In March, it was always windy.
In the morning we went to sunbathe, leaning against the walls, sheltered from the sand, facing the light. My grandmother wanted coffee at the bar, my mom said take off your sand-filled shoes. My brother… I don’t know, I don’t remember.
Will that place still be there now? Will there still be wind?
I would like to check it out so as not to be afraid of another place disappearing. But I can’t. So, for a couple of weeks, I’ve been sitting by the open window and listening. I listen to the sound of the sea. And I don’t care about the noise of a cellophane sheet on the neighbour’s balcony. I barely care. All the places where I’m not, I tell myself I am there anyway. I am there, even if I don’t see them. I am there. In spite of my absence. And the wind blows everywhere.
March 30, 2020
What if, suddenly, nothing was predictable anymore?
We know nothing at all, ever again.
No predictions. Ever.
Only uncertainty. Indefiniteness.
No numbers, no probability calculations, no statistics and no dates.
Nothing at all.
No birthday because you don’t know when the year falls, no Christmas, you just guess. No Easter; that changes date anyway.
You choose a random day, whenever you want. And that’s it.
I’ve been thinking about it since this morning.
Today was supposed to rain heavily and tomorrow it was going to snow, but it will not snow. I don’t want any more predictions, none, ever.
Nothing to know and nothing to control, only the present of the present.
Only the present, present in itself.
No more predictions.
Tomorrow I look at the sky and see how it is.
Tomorrow will come.
April 5, 2020
The lady opposite, on the first floor, always has the blinds lowered and the security railings on the balcony window closed. Always. I thought she wasn’t there.

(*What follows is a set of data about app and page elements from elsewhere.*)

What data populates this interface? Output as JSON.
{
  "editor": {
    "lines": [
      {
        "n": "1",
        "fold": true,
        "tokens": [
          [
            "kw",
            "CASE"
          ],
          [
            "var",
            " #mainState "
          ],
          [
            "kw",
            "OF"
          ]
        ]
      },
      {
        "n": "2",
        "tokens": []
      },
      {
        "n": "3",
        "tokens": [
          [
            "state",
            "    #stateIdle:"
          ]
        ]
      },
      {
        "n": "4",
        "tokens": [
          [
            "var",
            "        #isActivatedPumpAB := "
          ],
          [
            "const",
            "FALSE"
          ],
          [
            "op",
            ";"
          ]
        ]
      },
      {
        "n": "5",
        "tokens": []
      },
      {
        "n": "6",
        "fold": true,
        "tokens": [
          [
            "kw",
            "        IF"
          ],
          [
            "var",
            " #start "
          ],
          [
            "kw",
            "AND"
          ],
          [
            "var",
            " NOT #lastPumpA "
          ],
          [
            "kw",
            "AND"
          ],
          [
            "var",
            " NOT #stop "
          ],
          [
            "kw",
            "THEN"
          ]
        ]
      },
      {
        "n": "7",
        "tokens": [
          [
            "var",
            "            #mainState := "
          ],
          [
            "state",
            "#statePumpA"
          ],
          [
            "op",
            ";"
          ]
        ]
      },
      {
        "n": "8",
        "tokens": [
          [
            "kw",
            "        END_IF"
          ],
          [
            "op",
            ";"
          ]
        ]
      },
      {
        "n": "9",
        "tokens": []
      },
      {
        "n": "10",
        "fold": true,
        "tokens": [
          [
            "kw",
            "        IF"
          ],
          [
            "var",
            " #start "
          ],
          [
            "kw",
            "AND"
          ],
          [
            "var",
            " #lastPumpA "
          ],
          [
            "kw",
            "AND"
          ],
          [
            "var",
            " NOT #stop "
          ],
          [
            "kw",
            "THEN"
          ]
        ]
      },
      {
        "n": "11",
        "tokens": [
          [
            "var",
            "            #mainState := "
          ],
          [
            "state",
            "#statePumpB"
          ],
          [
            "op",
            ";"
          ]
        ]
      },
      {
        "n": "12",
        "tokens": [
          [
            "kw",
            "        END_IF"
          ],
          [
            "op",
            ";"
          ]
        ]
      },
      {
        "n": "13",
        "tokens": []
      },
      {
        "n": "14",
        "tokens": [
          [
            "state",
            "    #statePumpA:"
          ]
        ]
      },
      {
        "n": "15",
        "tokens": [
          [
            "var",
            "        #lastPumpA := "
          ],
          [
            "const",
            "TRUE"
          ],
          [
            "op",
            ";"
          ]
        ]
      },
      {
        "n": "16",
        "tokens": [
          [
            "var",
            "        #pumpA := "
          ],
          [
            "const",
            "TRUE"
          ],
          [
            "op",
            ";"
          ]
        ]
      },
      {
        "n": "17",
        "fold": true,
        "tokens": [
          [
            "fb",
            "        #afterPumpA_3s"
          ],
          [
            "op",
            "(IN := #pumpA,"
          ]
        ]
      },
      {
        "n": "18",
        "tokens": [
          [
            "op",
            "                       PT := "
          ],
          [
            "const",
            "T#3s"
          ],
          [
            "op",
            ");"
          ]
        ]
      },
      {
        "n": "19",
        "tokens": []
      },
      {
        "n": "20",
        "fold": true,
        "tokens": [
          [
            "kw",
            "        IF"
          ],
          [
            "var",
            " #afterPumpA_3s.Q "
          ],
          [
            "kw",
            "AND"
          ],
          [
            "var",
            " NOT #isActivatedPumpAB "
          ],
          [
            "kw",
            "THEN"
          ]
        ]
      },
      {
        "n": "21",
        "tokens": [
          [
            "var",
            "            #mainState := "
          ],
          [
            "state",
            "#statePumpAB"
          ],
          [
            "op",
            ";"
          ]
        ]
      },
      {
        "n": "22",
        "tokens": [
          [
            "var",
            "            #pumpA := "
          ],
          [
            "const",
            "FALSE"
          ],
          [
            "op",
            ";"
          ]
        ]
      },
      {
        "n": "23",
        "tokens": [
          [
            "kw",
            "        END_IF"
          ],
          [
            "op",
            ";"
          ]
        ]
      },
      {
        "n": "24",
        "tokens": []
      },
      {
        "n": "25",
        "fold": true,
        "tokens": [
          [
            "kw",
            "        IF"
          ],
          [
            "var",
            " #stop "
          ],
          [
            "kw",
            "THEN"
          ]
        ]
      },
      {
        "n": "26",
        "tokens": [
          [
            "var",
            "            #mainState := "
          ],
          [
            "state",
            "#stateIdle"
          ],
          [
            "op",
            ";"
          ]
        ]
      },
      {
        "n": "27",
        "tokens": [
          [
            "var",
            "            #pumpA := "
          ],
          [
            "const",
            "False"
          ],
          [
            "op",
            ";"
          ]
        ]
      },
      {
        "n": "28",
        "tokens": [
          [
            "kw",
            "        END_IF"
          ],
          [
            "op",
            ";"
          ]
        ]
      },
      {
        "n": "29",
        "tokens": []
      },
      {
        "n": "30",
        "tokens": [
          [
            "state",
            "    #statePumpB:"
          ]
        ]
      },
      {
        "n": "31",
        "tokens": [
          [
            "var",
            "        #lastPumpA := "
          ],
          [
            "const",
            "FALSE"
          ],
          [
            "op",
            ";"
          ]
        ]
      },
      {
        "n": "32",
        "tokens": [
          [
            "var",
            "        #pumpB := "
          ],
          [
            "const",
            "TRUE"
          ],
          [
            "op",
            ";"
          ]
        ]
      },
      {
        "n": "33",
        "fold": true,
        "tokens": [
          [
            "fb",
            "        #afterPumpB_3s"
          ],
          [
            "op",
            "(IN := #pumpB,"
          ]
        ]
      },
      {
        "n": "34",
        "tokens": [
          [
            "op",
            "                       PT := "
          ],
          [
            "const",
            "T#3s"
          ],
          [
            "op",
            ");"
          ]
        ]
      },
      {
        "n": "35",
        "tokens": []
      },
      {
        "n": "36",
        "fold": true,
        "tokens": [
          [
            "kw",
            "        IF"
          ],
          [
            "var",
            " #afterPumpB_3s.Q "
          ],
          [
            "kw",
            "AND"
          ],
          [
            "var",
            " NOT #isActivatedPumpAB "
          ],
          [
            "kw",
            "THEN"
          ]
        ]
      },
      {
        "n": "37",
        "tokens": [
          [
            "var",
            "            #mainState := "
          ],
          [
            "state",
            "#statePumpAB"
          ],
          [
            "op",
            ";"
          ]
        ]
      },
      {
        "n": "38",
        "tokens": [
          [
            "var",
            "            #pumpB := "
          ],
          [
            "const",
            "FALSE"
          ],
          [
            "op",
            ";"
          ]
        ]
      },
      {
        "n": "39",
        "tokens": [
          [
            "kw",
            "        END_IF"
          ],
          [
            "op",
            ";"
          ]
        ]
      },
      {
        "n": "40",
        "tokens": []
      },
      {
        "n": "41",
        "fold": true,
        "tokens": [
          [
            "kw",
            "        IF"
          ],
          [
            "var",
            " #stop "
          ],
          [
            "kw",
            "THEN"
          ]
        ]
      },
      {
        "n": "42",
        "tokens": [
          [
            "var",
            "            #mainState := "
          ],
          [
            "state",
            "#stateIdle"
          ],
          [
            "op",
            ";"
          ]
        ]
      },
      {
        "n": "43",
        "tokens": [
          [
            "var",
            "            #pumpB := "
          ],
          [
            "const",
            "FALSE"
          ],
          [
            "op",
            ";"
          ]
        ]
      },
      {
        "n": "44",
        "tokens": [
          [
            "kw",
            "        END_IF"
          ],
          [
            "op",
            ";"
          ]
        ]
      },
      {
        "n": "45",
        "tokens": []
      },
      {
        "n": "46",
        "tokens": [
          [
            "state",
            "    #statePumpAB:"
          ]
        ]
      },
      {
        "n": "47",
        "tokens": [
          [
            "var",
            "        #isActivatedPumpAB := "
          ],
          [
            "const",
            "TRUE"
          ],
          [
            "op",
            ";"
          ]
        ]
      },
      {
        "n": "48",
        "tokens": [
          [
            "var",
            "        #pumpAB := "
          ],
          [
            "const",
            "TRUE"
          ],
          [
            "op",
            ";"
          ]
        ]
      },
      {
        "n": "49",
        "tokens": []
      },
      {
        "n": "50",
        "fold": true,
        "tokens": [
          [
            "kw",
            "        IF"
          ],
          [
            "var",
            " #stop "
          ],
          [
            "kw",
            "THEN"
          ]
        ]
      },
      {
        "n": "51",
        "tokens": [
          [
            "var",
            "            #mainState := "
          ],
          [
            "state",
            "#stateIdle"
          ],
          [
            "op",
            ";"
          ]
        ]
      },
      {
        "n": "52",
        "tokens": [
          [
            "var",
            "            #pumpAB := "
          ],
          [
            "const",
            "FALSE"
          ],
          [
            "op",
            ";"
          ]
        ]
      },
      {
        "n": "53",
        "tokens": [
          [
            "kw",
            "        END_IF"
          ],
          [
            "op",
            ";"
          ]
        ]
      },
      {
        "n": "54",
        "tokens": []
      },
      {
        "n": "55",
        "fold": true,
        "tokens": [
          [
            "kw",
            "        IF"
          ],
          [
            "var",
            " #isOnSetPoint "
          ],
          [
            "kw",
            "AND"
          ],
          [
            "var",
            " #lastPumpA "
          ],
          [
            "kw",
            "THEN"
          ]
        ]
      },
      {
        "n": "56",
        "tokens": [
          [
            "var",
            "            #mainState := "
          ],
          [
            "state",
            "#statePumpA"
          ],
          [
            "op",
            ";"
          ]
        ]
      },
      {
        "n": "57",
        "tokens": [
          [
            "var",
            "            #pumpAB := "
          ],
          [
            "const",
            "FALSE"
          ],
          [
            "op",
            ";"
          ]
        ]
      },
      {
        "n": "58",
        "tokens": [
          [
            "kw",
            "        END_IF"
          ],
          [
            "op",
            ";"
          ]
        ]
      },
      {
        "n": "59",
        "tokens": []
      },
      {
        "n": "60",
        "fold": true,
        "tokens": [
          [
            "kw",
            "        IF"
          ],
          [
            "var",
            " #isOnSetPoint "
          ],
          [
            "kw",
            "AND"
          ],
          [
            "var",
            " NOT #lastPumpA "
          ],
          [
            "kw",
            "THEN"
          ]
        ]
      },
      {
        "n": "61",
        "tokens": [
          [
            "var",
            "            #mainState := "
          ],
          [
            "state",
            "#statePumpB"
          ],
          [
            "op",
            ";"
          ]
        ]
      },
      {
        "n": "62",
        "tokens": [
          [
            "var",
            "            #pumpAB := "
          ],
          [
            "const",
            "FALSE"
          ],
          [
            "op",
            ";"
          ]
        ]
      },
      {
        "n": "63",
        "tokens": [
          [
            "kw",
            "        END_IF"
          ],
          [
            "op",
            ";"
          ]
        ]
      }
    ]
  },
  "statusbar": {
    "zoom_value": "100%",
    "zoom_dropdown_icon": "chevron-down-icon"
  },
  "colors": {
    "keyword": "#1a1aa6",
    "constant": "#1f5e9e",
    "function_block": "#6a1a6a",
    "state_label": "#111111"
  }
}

Or that she didn’t exist.
Then came her voice.
“Disobedient”, she shouted. “Disobedient!”
It occurred to me that “disobedience” was a post-G8 protest movement, I vaguely remember such a thing, so I look out (finally I can shamelessly express all my voyeurism for the life of others) and look down.
I don’t see anything.
I look harder.
It is not the disobedience that I expected, people with banners, screaming, five provocateurs coming together to challenge the #iorestoacasa system.
The disobedient are a mother and a three-year old girl walking on a deserted sidewalk. To be honest, actually, the father was there too, about five meters ahead, with a shopping bag.
The lady opposite screams, “go home, do not go out as a three.”
Three in all, across the street, I see.
Mom screams, “what do you want? My husband wants to do the shopping.”
The lady replies, “of course he doesn’t, what shopping can you do with that little bag?”
The husband turns and asks, “do you want to come down lady?”
The girl looks.
She looks at everyone.
She continues to look even when the lady goes back in her bunker, with her fear, her anger and her history. Which I don’t know about, it’s true.
The girl looks. Even when daddy picks her up and mom complains.
The girl looks and doesn’t understand anything.
She reminds me of the daughter of a friend of mine who said, on the phone, “you know that virus, no? That extremely dangerous virus that infects everyone.
Here, now I have that virus. It is the virus of all against all.
Save yourself, if you can.”
I cheer for the little girl.
The world is hers, not ours.
April 9, 2020
I don’t hear the voice of tomorrow’s story
I do not know her.
It will come in time
the evening will come when I will be present with myself
in the morning
at the point where the clock ticks
when I turn the tap on in the kitchen
when there is love.
At the exact moment of happening
not before and not after
in the present.